▶ _Your objective_: Where does the word "root" appear in the data? Copy every line that holds it.

▶ _Data excerpts_:
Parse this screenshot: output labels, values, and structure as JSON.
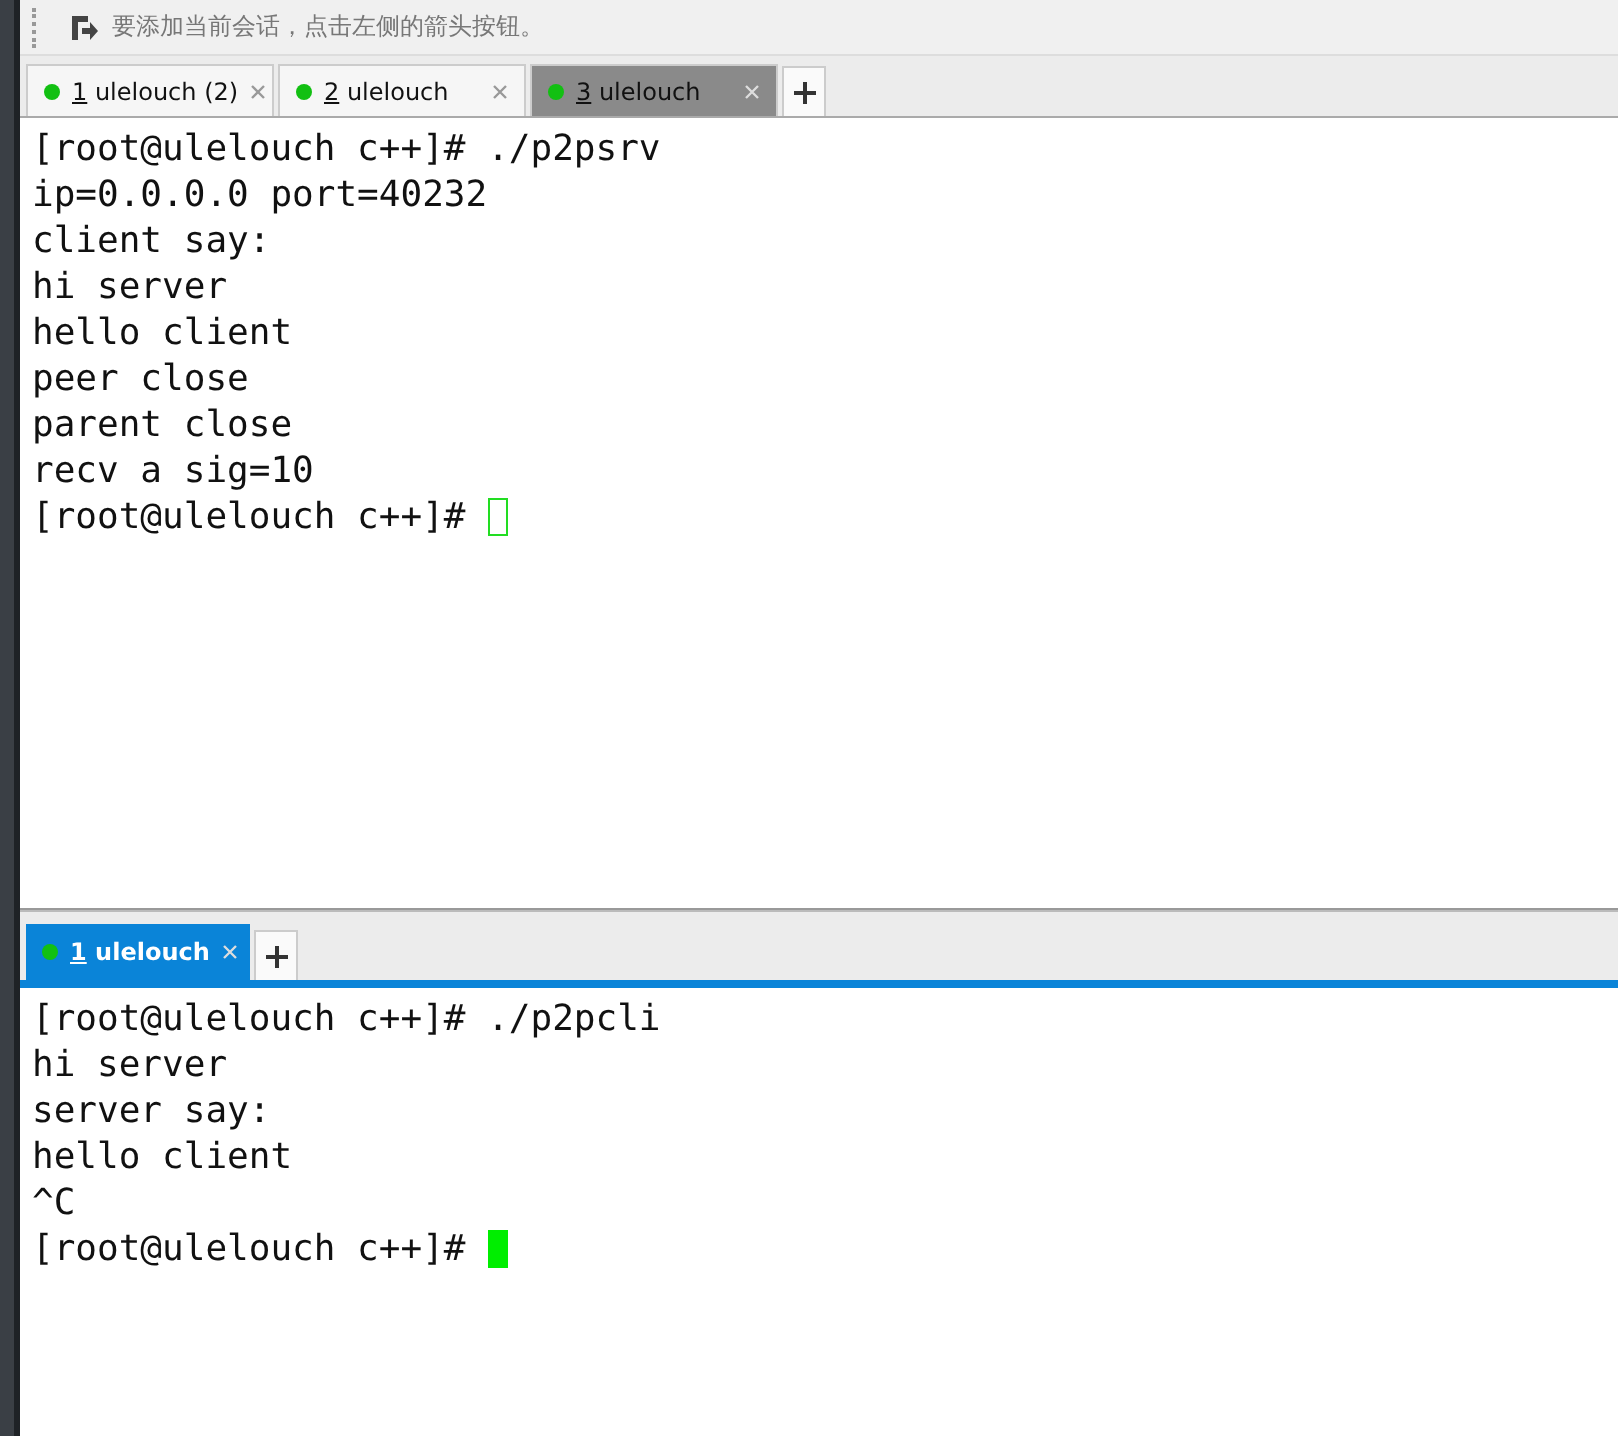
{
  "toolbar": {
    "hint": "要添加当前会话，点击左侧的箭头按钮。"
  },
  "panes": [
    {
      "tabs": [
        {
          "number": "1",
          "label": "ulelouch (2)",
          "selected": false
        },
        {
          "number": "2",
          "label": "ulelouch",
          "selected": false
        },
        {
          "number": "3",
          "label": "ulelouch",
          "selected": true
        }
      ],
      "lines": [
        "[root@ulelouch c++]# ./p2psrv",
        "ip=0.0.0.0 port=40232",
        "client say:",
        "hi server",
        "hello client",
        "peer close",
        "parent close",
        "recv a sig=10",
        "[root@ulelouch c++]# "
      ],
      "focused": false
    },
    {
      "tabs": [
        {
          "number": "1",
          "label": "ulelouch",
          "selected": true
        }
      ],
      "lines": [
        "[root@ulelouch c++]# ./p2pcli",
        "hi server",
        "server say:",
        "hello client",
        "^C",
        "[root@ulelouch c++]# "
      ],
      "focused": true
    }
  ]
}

▶ _Result of this task_:
        "[root@ulelouch c++]# ./p2psrv",
        "[root@ulelouch c++]# "
        "[root@ulelouch c++]# ./p2pcli",
        "[root@ulelouch c++]# "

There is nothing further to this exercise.